It's a masterfully stirring tale about a young woman whose fate is to stand between the old world of Earth and the new. It's a post-apocalyptic story, which I wasn't aware of or I would have speedily watched it long ago.

The titular character, NausicaƤ, reminds me of my own character creations for my scifi novel series: a young woman who is fearless, confident in her own abilities and plain fun to watch as she deals with all the challenges that come to face her.

It was a fun watch, and I think I'll see it again sooner than I imagine.

Jan 9 – Podcasting

I was part of a podcast today.

Back in 2014, I was invited to do a podcast for Trial By Stone, a fancast for the world of The Dark Crystal. It was a great experience, as I'd just come back fresh from my trip to NYC to tour Jim Henson Studios as well as attend the Puppets On Film / Dark Crystal Fanfest in the fall of 2014.

Fortunately, my phone didn't ring partway through the podcast this time.

I found the experience more relaxing this time around, seeming just to be five people having a fun discussion about a subject we all loved. We discussed the recent issuing of the second graphic novel called Creation Myths, a 3-part series exploring the world of The Dark Crystal before the events of the movie.

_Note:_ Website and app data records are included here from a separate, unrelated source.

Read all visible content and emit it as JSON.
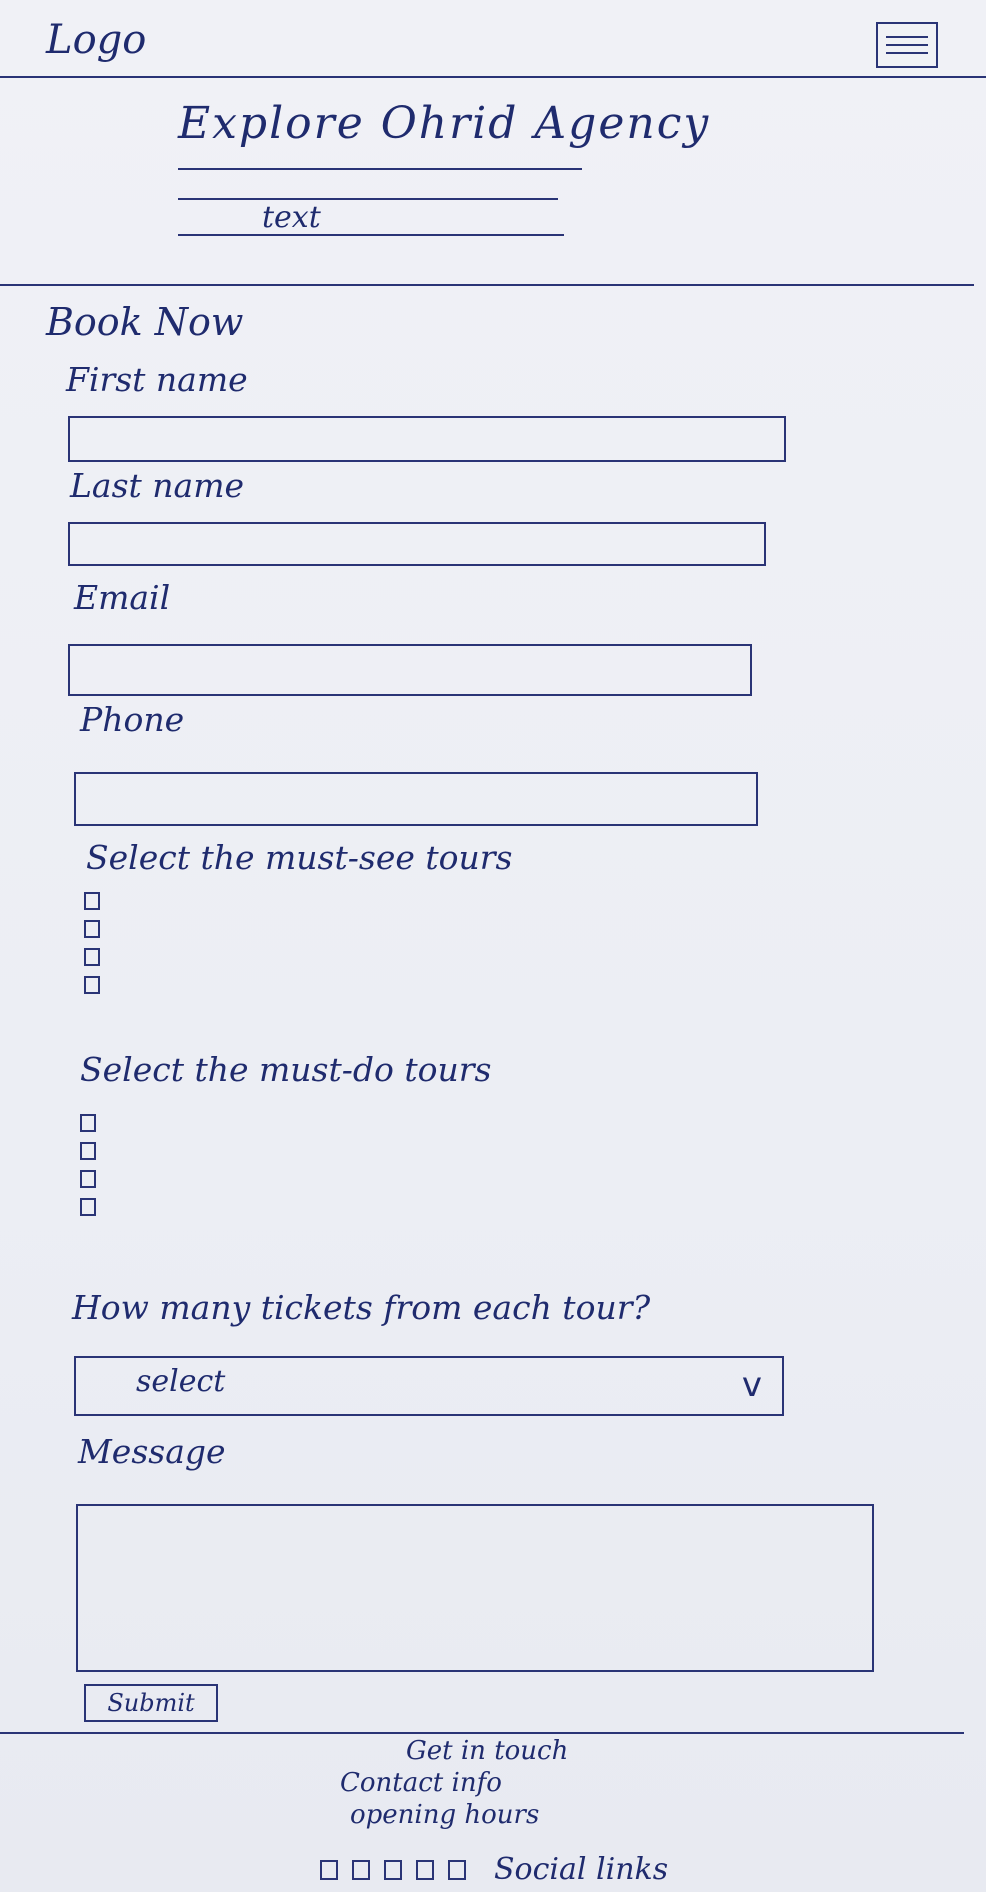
{
  "header": {
    "logo": "Logo"
  },
  "hero": {
    "title": "Explore Ohrid Agency",
    "text": "text"
  },
  "form": {
    "title": "Book Now",
    "first_name_label": "First name",
    "last_name_label": "Last name",
    "email_label": "Email",
    "phone_label": "Phone",
    "must_see_label": "Select the must-see tours",
    "must_do_label": "Select the must-do tours",
    "tickets_label": "How many tickets from each tour?",
    "tickets_select_value": "select",
    "tickets_select_chevron": "v",
    "message_label": "Message",
    "submit_label": "Submit"
  },
  "footer": {
    "get_in_touch": "Get in touch",
    "contact_info": "Contact info",
    "opening_hours": "opening hours",
    "social_links": "Social links"
  }
}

What I found interesting was how many questions everyone had, which indicates to me that the writing was as thought-provoking for me as it was for the others in the podcast. Good writing raises more questions than it answers, though in good ways: it shows that there's depths to the story being told and that those are worth exploring further.

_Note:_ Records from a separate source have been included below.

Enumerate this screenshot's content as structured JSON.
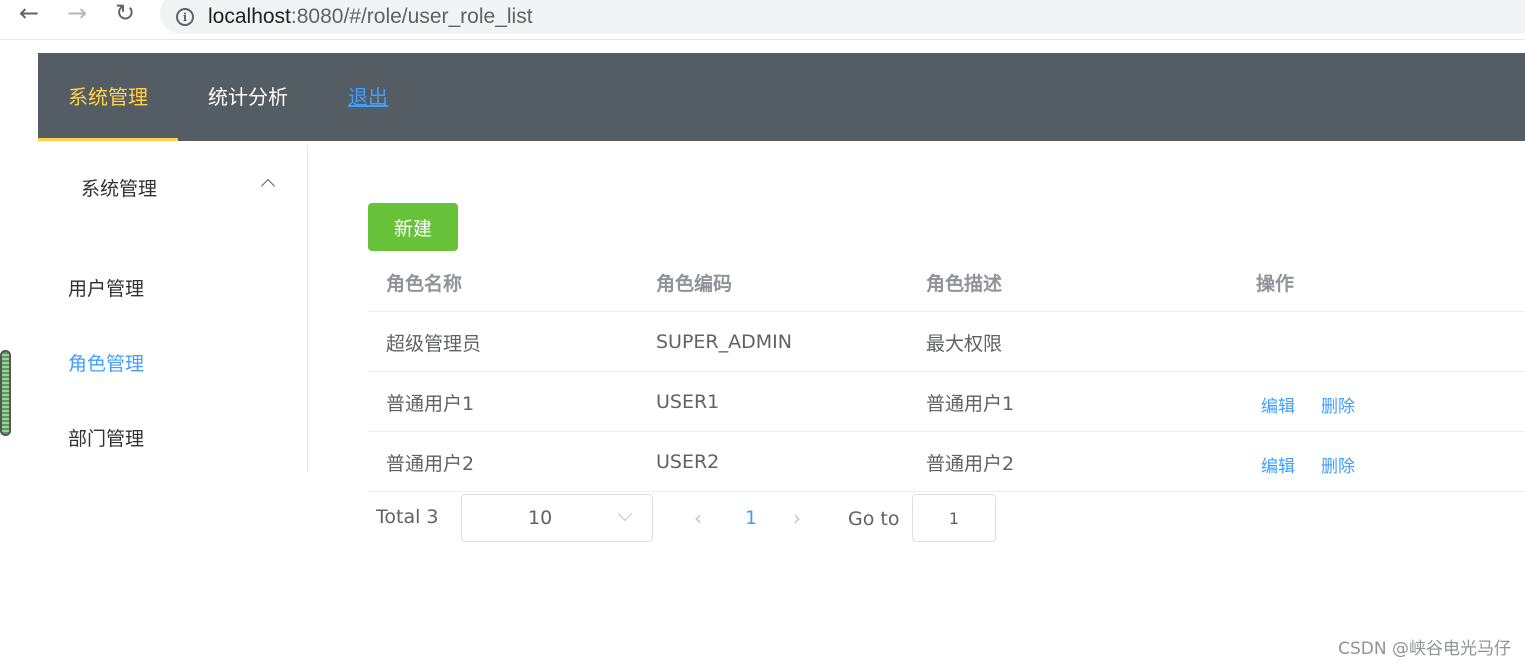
{
  "browser": {
    "url_host": "localhost",
    "url_rest": ":8080/#/role/user_role_list"
  },
  "top_menu": [
    {
      "label": "系统管理",
      "active": true
    },
    {
      "label": "统计分析",
      "active": false
    },
    {
      "label": "退出",
      "link": true
    }
  ],
  "sidebar": {
    "submenu_title": "系统管理",
    "items": [
      {
        "label": "用户管理"
      },
      {
        "label": "角色管理",
        "active": true
      },
      {
        "label": "部门管理"
      }
    ]
  },
  "toolbar": {
    "new_label": "新建"
  },
  "table": {
    "headers": [
      "角色名称",
      "角色编码",
      "角色描述",
      "操作"
    ],
    "rows": [
      {
        "name": "超级管理员",
        "code": "SUPER_ADMIN",
        "desc": "最大权限",
        "ops": []
      },
      {
        "name": "普通用户1",
        "code": "USER1",
        "desc": "普通用户1",
        "ops": [
          "编辑",
          "删除"
        ]
      },
      {
        "name": "普通用户2",
        "code": "USER2",
        "desc": "普通用户2",
        "ops": [
          "编辑",
          "删除"
        ]
      }
    ]
  },
  "pagination": {
    "total": "Total 3",
    "page_size": "10",
    "current_page": "1",
    "goto_label": "Go to",
    "goto_value": "1"
  },
  "watermark": "CSDN @峡谷电光马仔",
  "colors": {
    "nav_bg": "#545c64",
    "nav_active": "#ffd04b",
    "primary": "#409eff",
    "success": "#67c23a"
  }
}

We ended up running long on the podcast, over 90 minutes and so we'll have to reconvene to finish up in a few week's time. I'll be re-reading the second issue of Creation Myths, which I have as a digital file, to see if there's anything else I can glean from its pages.

Jan 10 – Bang Nuts

Some people are just so... stupid.

This afternoon, my mother heard what sounded like gunshots coming from the woods next door to where they live on the western shore of the island. After peeking out the window, she spotted a man standing in his backyard, firing a rifle at his back fence( 12 shots, target practice? )which backs onto the woods.

Firing ANY guns inside the city aren't allowed, in case you wondered.

The RCMP showed up incredibly fast, and after checking out the area they pilitely knocked on the man's front door to see what was going on.

Apparently he told them rather colourfully what he thought of the ban on discharging firearms within city limits - which doesn't change the fact he was either ignorant of such( plain ol' stupid )or chose to ignore it( even stupider ).

This comes back to my thought that if people want a gun, they need to pass a stringent series of checks, tests and otherwise prove they are qualified to own one - apart from proving a need for one, should it come to that.

For Mister Trigger Happy today, that might have saved having police open a guns-watch file in his name. Better yet, it might have saved him from injuring someone walking in the park behind his house, as people do on a regular basis; hadn't he known this?

Anyway, nobody got hurt, which is all that matters.

Can't say the same about anyone getting smarter...

I'm in a bit of a mood today; I've a lot on my mind and as I've said before, I don't want to air it all here as a 'complaint journal' - that's not what this blog is about. Should it become necessary, I'll go talk to someone, but as in years past, there's nothing that anyone can do: it's up to me to pull myself up by my own bootstraps, and that's that. Tomorrow's Monday, the start of a new week, in a new year: I'm going to make the best of it.